From the following material, say how many lines have "subtitle" in them; write only the number.

(Dataset entries Opens)

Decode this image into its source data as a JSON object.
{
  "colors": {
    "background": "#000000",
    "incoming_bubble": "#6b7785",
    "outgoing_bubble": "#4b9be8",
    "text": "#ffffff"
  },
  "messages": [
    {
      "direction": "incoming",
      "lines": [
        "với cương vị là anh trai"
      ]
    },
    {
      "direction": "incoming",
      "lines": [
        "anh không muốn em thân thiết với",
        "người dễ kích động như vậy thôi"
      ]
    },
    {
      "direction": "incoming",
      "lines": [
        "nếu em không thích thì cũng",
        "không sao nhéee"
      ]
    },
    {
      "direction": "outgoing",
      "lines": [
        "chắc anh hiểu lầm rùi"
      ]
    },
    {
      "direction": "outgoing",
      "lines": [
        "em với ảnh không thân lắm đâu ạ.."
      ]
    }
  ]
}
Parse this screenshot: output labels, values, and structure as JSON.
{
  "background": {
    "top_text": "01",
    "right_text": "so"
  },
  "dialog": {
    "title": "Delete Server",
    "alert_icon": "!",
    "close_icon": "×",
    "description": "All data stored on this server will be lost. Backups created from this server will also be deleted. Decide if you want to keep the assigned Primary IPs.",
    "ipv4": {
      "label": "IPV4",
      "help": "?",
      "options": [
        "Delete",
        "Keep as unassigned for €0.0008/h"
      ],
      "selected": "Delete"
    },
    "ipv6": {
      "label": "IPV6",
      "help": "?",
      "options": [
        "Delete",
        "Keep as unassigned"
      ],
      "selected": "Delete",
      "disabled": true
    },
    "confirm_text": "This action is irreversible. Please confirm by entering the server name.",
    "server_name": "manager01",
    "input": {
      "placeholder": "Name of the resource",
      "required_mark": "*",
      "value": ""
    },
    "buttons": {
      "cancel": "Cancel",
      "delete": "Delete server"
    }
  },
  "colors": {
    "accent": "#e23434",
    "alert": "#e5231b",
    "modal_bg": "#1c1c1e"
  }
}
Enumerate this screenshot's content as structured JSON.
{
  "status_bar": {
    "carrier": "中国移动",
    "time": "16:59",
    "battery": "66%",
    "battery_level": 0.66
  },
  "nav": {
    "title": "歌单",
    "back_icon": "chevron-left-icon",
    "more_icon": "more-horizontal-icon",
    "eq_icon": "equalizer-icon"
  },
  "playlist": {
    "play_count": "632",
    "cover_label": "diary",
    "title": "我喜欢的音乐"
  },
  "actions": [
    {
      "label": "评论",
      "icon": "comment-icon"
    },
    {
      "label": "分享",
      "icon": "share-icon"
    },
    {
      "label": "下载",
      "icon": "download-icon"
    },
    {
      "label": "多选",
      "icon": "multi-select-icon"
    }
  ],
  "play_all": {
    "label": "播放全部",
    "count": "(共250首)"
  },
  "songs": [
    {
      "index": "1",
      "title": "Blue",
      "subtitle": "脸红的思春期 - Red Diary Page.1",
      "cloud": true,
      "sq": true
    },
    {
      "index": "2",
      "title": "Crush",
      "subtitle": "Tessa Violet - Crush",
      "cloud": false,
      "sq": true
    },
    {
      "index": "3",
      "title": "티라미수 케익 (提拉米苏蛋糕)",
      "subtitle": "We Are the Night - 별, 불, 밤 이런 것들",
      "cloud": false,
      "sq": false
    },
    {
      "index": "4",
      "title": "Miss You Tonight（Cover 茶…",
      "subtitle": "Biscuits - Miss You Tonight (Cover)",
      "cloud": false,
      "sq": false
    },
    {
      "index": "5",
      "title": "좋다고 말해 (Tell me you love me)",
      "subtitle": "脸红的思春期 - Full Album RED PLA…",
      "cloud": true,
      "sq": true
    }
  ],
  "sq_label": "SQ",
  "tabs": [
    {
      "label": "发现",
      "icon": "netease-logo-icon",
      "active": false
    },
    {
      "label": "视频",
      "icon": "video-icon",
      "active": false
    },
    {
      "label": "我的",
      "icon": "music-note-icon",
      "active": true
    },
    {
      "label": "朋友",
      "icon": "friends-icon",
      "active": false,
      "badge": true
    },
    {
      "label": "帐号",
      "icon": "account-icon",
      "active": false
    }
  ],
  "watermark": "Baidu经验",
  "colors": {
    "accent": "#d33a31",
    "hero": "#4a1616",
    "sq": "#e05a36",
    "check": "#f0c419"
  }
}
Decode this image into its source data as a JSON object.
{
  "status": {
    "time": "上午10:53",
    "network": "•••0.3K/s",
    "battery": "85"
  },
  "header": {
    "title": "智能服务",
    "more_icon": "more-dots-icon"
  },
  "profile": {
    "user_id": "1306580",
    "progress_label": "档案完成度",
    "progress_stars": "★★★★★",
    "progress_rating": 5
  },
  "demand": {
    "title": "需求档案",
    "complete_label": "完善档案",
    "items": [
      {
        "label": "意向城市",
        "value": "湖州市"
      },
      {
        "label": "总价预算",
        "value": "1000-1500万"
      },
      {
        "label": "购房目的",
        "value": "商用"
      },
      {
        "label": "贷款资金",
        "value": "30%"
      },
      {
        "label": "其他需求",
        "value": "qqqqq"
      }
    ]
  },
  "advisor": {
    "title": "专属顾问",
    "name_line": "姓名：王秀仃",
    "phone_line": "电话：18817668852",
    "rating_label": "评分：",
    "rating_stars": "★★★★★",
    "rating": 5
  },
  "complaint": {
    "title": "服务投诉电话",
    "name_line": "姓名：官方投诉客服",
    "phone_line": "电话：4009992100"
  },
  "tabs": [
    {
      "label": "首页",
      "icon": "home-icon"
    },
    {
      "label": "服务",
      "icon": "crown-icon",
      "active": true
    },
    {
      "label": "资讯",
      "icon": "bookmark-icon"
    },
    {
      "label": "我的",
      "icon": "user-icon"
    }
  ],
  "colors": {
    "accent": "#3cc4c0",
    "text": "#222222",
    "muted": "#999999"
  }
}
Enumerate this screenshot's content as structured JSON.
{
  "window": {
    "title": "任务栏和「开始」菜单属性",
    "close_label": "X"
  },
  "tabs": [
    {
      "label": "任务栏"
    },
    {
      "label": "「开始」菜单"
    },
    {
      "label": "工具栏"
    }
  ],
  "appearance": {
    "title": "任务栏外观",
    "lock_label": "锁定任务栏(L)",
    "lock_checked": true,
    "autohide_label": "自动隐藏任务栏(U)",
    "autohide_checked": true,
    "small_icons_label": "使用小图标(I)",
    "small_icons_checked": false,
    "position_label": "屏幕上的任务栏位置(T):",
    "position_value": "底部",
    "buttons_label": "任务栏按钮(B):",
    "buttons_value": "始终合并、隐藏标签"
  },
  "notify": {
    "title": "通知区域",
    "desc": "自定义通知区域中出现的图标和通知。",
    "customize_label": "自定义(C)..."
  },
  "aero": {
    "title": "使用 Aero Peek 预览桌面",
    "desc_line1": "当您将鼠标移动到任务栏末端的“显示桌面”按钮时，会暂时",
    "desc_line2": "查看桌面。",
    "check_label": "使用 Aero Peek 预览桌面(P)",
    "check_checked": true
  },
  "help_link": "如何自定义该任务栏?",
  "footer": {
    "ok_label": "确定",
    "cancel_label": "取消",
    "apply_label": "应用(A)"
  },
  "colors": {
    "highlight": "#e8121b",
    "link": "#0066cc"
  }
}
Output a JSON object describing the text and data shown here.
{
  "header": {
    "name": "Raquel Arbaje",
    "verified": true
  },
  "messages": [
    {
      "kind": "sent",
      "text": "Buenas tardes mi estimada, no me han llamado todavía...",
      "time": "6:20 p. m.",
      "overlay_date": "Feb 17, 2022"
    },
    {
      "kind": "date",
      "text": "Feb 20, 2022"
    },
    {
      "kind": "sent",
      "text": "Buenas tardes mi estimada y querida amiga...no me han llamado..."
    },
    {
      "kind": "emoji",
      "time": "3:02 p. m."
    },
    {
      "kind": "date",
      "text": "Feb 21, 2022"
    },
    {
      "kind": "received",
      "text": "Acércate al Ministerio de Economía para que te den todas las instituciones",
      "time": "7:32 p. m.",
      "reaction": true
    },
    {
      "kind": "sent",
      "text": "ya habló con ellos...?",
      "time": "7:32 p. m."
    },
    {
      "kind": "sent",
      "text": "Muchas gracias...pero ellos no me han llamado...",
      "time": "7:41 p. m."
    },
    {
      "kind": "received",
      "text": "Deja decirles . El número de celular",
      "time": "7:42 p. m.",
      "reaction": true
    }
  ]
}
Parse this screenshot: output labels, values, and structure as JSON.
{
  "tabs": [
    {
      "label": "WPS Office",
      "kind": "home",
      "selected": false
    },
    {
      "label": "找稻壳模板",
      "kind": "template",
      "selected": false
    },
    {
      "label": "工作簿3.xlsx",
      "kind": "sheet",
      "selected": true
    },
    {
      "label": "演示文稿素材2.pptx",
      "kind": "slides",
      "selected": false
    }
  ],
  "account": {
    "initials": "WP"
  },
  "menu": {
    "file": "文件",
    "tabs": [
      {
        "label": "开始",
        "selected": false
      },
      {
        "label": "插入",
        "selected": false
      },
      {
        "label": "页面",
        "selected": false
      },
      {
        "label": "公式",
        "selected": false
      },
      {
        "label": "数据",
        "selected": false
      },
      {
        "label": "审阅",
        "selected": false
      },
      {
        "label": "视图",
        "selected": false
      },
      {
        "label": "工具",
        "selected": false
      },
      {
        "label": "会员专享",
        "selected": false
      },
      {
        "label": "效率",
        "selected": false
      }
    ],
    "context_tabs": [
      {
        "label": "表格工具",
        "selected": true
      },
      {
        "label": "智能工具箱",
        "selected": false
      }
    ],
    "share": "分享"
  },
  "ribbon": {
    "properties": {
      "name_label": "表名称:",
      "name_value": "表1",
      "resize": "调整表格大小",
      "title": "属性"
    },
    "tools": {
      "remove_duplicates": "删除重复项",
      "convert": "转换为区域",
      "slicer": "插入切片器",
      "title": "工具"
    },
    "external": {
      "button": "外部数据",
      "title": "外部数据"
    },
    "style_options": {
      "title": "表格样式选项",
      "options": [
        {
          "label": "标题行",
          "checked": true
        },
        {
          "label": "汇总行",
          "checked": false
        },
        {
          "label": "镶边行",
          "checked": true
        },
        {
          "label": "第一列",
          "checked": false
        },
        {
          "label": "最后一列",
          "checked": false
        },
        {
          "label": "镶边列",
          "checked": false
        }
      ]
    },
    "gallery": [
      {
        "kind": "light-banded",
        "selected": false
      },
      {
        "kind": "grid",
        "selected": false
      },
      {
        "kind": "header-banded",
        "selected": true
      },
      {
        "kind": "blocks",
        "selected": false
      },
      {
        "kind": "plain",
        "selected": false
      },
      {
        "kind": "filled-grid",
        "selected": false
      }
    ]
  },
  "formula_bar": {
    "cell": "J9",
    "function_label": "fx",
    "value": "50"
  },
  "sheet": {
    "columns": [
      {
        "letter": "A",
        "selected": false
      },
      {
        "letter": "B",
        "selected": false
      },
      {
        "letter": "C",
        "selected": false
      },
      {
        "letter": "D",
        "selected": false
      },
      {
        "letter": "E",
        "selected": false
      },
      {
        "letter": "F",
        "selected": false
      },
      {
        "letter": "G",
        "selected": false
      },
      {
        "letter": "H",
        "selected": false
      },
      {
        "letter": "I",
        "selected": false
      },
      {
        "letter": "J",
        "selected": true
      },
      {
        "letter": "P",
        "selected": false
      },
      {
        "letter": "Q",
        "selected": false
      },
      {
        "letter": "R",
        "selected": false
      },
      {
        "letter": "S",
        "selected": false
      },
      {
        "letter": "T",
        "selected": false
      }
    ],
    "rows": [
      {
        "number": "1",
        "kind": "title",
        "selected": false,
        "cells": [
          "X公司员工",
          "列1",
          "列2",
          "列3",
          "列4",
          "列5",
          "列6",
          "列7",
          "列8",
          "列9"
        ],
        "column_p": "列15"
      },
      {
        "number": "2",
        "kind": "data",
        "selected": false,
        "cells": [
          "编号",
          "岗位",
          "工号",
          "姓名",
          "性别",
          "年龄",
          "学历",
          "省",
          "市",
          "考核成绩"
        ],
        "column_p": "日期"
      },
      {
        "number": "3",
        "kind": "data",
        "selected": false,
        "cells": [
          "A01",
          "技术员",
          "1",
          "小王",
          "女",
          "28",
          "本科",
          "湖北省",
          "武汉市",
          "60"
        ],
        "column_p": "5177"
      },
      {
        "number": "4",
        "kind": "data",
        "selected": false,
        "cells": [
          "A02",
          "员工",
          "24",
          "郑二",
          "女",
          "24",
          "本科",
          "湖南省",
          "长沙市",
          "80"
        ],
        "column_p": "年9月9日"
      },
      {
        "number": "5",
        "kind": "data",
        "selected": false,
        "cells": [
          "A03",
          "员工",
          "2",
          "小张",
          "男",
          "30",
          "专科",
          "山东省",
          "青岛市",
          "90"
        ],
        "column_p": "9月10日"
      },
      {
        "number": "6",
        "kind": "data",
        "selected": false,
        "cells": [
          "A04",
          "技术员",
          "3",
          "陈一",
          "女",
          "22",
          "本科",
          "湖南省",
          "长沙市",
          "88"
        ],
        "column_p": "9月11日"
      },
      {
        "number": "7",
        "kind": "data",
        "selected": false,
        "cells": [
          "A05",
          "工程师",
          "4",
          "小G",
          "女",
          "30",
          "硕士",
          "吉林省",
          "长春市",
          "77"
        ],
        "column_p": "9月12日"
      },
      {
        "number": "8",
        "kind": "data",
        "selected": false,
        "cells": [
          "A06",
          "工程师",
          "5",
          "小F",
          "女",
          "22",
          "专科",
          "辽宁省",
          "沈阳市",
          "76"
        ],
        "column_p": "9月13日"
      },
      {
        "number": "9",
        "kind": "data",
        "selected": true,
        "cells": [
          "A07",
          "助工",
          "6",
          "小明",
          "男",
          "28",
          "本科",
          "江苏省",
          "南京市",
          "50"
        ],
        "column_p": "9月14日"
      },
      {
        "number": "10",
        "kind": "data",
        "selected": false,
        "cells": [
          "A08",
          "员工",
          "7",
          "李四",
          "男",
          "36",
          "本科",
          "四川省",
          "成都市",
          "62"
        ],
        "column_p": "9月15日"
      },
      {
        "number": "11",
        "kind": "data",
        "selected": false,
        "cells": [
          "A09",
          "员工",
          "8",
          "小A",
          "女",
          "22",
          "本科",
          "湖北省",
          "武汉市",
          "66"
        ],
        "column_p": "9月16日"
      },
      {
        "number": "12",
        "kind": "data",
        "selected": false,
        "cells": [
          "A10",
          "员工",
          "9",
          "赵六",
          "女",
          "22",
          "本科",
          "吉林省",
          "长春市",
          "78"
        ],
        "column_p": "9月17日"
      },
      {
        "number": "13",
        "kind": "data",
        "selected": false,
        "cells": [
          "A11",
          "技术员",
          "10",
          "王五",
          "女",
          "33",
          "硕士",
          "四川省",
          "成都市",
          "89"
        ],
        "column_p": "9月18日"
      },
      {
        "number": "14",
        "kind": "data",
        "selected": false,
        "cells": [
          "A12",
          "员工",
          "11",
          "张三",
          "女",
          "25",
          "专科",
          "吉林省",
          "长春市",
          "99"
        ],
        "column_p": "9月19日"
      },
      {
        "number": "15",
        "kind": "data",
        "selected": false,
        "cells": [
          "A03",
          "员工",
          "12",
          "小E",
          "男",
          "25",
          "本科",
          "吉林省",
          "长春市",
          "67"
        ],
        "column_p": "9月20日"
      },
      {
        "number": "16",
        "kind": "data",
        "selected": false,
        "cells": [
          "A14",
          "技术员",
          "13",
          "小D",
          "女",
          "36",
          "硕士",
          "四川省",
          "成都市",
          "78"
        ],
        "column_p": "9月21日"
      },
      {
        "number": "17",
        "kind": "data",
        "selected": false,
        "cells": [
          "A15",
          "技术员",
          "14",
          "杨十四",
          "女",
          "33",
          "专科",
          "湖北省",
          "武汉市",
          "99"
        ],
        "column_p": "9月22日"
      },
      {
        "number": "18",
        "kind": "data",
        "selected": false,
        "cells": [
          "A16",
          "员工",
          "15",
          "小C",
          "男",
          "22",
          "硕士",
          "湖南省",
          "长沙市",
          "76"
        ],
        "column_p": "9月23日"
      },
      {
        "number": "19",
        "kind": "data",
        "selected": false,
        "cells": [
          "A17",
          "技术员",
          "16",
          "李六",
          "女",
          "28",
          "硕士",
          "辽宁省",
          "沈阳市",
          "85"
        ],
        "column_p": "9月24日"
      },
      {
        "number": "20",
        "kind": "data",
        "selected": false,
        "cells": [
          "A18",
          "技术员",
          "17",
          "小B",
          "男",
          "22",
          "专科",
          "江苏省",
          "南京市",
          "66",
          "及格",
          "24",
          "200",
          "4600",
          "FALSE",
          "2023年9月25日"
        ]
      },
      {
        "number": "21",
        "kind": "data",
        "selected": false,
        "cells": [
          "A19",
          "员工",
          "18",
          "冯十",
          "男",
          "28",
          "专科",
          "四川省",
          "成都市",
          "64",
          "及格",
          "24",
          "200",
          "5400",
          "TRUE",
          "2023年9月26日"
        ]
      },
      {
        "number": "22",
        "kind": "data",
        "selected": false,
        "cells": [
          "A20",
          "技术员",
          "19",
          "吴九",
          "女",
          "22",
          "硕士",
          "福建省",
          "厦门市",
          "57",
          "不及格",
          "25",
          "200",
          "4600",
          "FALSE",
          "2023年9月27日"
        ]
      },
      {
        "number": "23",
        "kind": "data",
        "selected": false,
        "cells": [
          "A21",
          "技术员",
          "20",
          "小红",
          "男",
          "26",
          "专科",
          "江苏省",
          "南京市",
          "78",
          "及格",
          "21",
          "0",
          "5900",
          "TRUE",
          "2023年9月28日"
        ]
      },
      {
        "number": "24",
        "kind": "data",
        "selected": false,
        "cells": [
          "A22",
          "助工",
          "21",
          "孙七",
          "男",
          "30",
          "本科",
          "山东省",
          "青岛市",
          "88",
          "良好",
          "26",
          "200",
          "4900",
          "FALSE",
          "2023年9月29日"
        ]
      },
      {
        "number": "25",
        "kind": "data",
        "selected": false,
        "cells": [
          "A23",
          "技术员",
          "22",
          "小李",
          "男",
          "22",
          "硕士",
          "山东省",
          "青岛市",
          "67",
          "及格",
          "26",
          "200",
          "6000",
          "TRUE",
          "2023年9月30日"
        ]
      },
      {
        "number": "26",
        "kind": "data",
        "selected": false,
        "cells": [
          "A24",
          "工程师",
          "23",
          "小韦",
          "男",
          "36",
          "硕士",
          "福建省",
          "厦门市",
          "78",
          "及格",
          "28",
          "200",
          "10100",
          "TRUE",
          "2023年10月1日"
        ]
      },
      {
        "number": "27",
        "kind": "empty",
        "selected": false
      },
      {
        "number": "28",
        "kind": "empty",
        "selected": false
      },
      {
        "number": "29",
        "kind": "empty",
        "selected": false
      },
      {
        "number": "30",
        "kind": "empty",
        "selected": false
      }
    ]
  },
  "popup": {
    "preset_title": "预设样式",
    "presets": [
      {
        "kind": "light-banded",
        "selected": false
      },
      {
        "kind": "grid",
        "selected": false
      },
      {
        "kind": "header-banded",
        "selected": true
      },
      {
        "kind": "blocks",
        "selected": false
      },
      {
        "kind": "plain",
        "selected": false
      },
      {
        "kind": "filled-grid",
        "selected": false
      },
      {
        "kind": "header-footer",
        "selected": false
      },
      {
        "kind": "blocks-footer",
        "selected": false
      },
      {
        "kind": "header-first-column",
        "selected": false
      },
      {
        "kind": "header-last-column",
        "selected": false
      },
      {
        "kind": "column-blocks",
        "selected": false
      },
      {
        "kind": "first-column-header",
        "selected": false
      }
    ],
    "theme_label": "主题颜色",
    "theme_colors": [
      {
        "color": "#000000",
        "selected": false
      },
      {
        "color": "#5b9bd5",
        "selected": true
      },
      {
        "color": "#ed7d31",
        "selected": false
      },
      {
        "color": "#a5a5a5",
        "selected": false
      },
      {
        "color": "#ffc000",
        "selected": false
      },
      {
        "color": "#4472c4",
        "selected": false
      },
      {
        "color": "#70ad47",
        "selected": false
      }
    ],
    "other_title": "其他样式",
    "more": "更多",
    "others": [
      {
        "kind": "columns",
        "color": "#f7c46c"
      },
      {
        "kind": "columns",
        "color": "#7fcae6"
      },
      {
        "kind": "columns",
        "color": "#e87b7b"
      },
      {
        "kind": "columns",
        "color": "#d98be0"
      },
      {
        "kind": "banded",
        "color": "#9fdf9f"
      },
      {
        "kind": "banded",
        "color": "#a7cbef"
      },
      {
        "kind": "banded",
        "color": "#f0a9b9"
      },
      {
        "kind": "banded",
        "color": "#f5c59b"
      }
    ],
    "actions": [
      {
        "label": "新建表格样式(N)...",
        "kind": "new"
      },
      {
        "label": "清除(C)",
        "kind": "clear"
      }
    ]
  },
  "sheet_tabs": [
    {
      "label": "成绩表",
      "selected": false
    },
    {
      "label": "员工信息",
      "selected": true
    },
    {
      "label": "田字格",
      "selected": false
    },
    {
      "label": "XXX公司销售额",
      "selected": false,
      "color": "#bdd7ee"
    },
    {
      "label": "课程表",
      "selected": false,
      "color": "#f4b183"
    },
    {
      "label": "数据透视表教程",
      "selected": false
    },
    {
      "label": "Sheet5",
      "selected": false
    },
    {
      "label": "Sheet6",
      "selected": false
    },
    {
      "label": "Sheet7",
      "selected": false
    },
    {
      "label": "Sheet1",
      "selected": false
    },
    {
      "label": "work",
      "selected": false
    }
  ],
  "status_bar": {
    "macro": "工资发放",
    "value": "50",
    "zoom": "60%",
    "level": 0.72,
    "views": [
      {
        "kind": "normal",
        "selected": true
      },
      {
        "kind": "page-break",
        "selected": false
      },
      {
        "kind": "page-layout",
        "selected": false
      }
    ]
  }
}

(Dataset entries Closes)

### Task output
5